And some whale dives were much, much longer than that.
Earlier, in 2014, another group of researchers reported a record dive of Cuvier whales with their beaks, which lasted 2 hours 17.5 minutes. However, when the authors of the new study examined the data from 2017, they found a pair of extreme dives made by one whale, which destroyed existing records. The first dive lasted 2 hours and 53 minutes, and this new record quickly surpassed an even longer dive by 3 hours and 42 minutes, according to the study.
“It goes against what we think mammals should do,” Quick said.
Even more surprising was the discovery that the recovery time of whales that dived deep and long was not necessarily longer than that of whales that performed shorter and shallow dives. Extreme loads are costly for most mammals, and they usually require a long period of rest and recovery. Data from thousands of whale dives show that these too long dives have pushed the whale’s endurance limit, “so we really expected that these long dives would increase recovery time,” Quick said.
Instead, the researchers found no clear pattern during whale rest. One whale was submerged for 78 minutes, after which it lasted almost 4 hours, during which it made smaller dives mixed with surface breaks.
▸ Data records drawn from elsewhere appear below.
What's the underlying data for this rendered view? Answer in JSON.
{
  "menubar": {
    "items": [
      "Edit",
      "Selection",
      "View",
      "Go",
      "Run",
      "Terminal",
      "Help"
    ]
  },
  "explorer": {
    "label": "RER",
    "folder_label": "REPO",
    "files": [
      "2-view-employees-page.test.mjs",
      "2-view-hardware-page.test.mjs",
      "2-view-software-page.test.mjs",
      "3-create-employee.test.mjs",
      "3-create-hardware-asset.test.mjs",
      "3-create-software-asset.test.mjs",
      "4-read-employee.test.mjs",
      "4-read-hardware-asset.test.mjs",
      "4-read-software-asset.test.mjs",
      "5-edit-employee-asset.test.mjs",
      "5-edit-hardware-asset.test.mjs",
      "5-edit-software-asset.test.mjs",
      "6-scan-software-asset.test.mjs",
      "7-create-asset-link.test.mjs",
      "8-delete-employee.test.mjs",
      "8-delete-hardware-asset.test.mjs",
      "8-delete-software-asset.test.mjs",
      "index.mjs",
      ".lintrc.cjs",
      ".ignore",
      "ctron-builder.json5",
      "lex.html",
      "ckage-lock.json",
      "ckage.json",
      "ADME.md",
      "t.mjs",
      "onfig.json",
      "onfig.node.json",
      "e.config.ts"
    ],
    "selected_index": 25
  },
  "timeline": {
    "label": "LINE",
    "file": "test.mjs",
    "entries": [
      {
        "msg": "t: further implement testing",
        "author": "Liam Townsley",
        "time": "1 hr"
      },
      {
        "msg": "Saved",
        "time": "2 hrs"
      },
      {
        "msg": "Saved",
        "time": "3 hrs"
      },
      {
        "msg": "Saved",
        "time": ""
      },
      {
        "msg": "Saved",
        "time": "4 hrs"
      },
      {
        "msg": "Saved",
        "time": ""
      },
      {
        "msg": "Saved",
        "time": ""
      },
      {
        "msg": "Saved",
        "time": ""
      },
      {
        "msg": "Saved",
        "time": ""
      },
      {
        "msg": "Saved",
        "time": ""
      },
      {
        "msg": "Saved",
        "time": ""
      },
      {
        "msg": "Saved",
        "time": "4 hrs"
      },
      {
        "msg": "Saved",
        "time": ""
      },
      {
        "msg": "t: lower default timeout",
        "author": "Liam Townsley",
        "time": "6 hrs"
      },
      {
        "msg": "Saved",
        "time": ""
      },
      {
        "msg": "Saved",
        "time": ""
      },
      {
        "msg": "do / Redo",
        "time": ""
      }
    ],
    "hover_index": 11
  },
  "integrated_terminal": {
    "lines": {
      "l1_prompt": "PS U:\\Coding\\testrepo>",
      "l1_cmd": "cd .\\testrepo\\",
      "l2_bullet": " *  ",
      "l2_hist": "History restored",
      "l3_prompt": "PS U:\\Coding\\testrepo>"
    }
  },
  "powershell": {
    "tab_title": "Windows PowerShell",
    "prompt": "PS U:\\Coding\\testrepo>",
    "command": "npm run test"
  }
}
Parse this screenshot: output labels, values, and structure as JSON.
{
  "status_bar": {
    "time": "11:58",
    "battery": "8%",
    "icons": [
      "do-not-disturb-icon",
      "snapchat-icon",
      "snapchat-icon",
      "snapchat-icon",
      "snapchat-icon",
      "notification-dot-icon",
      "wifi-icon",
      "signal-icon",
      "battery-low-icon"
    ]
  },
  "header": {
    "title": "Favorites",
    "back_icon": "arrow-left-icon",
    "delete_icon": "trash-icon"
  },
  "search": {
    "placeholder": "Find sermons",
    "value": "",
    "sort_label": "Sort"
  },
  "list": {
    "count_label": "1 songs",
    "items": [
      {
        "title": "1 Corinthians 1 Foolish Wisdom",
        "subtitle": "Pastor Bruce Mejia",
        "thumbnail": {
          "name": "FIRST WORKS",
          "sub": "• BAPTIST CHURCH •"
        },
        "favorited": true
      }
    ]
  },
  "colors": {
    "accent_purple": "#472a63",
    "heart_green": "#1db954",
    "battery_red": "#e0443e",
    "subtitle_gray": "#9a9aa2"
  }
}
Another whale completed a 2-hour dive and resumed a deep dive for 20 minutes.
One possible explanation is that whales have metabolically untied the mechanisms that provide them with oxygen and eliminate muscle fatigue – even if they are tired after these extreme dives, Quick said.
On the other hand, “perhaps what we consider extreme for these guys, based on what we know at the moment, is simply not extreme for them,” she added.
The findings were published online today (September 23) Journal of Experimental Biology.
Originally published on Live Science.